When I think about how I have discussed humility with my children, I recognize that it has primarily been from the perspective of what’s socially acceptable. In other words, I have explained that bragging is not the way to win friends. I probably have not fully emphasized God’s perspective on humility as much as I should have.

It is hard to be humble sometimes, even when we are all far from perfect. Many people don’t value humility, nor do they work toward remaining humble. As parents, let’s put some energy into the humility issue; let’s add it to our parenting goals. It’s not splashy or exciting, but those who appreciate and exercise humility will one day be honored far beyond trophies and ribbons.

PRAYER: Most gracious and glorious Father, help me to provide an example of humility for my children and to train them to be humble servants, so that in their successes throughout life, they will give praise and glory to You.

BIBLE VERSE: “Daniel replied, “No wise man, enchanter, magician or diviner can explain to the king the mystery he has asked about, but there is a God in heaven who reveals mysteries. He has shown King Nebuchadnezzar what will happen in days to come. Your dream and the visions that passed through your mind as you were lying in bed are these…” (Daniel 2:27-28 NIV).

Third-Hand Ham

August 2, 2020 by  
Filed under Daily Devotions, Life Topics

By Cynthia Ruchti –

Sometimes love looks a lot like ham.

It did the day someone gave us a third-hand ham. Oh, it was new, fresh, still in its original packaging, but it had traveled through two other homes before it came to rest at ours.

Its first owner won the ham in a raffle. He doesn’t eat ham. So he gave it to a friend. But the friend insisted the ham was outrageously too big for his small family. So he gave it to us. For us, it was an answer to prayer for something nice to serve at a big family gathering. Spiral ham, no less.
Now that I think about it, the ham was a fourth-hand ham, if you count the people who donated it for the raffle.

Rather than viewing it as the dreaded “regifting,” we saw the journey that ham took as a journey of love.

It made me stop to think about a subject that the Lord often uses to reveal more of His genuine heart toward His people. Toward me.

I’ve marveled before at the feeding of the 5,000 where Jesus took five small loaves of bread and two small fish and turned it into a feast for the multitude…with twelve basketsful left over! But fourth-hand ham stirred me to consider what might have happened with those leftovers.

Did the disciples throw the leftovers away?

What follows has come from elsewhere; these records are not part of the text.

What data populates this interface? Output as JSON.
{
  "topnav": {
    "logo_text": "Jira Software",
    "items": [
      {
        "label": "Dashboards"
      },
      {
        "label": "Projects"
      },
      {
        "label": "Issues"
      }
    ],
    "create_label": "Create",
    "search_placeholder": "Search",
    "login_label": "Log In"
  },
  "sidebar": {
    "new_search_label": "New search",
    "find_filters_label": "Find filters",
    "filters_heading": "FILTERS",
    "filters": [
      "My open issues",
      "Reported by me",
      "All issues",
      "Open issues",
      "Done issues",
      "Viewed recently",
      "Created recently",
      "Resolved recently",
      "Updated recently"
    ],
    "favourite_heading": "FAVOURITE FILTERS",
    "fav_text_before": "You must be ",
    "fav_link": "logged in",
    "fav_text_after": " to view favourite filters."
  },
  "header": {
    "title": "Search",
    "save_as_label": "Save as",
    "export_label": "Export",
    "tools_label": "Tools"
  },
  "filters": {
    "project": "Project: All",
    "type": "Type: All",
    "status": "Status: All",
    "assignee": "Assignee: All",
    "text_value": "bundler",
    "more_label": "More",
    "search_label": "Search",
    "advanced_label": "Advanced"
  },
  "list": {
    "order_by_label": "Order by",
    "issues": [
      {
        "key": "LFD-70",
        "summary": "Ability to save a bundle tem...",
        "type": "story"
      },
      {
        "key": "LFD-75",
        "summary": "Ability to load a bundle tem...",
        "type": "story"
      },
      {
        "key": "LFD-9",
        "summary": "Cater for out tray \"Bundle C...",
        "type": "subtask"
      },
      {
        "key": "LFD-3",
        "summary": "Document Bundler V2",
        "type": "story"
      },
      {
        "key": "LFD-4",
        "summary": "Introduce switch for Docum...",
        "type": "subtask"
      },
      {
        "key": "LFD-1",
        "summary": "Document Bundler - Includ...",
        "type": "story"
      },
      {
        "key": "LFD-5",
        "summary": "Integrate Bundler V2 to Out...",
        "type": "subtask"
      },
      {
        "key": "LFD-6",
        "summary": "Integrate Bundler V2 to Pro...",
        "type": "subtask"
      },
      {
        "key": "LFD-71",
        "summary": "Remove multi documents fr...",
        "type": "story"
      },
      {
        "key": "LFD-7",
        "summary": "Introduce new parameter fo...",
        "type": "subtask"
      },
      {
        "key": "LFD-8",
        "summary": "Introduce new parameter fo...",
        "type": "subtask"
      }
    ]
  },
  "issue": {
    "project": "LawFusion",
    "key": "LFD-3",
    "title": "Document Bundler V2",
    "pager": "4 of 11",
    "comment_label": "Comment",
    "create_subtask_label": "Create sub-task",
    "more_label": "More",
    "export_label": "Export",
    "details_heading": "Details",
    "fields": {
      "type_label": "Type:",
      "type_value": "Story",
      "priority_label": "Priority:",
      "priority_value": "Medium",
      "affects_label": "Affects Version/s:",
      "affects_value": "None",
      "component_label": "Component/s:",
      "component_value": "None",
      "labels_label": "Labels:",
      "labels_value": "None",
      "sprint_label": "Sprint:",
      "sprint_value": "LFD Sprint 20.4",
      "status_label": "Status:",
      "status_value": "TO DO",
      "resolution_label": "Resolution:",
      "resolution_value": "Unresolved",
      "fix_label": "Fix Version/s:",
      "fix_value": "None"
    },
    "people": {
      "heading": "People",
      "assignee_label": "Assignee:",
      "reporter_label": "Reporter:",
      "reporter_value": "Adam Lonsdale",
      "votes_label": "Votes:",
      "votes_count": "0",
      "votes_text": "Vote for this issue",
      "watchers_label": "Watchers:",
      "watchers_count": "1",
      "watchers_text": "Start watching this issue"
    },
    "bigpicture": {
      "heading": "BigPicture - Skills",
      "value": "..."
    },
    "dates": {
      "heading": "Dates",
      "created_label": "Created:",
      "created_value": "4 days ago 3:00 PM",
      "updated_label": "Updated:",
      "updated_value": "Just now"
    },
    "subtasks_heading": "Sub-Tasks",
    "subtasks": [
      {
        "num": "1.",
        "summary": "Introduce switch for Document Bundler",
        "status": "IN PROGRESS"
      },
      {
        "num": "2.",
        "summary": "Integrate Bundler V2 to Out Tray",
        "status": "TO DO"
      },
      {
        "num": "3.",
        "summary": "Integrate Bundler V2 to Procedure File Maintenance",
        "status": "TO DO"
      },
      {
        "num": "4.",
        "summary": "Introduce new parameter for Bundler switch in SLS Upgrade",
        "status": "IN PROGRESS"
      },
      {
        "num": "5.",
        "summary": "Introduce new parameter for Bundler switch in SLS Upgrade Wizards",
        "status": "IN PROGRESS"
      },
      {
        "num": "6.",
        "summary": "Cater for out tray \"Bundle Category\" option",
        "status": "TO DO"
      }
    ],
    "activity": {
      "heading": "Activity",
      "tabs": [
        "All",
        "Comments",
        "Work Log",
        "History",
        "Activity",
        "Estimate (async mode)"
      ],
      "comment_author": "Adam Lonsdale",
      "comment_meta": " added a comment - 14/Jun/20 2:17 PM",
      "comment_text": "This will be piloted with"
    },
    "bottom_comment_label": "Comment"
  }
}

It doesn’t fit the picture of how God operates. Did Jesus instruct His disciples to take those baskets out into the villages and find homeless or hungry people who would receive the scraps with gratitude? That seems more likely. Once Jesus touched anything, it wasn’t worthless. His leftovers, His glances, the dust-caked hem of His robe brought people in contact with His mighty, healing power.

Someday I may meet a new friend in heaven who starts her story with, “I wasn’t there that day, for the feeding of the 5,000. But my family was the recipient of one of the baskets of leftovers. I’ve never tasted anything so delicious. It fed us for a long time and not only kept us from starvation, but it showed us that God cared about us, even us.”

What do I have—in its original packaging, fresh, valuable—that might need to pass through a few hands until it gets to the hungry person God had in mind from the beginning?

PRAYER: Father God, thank You for all the times You’ve laid a ham at our doorstep, a bag of groceries, a gift card. Please make me more sensitive to those around me who not only need the food, but the reminder that You care.

BIBLE VERSE: “Give, and it will be given to you. A good measure, pressed down, shaken together and running over, will be poured into your lap. For with the measure you use, it will be measured to you” (Luke 6:38, NIV).

Next Page »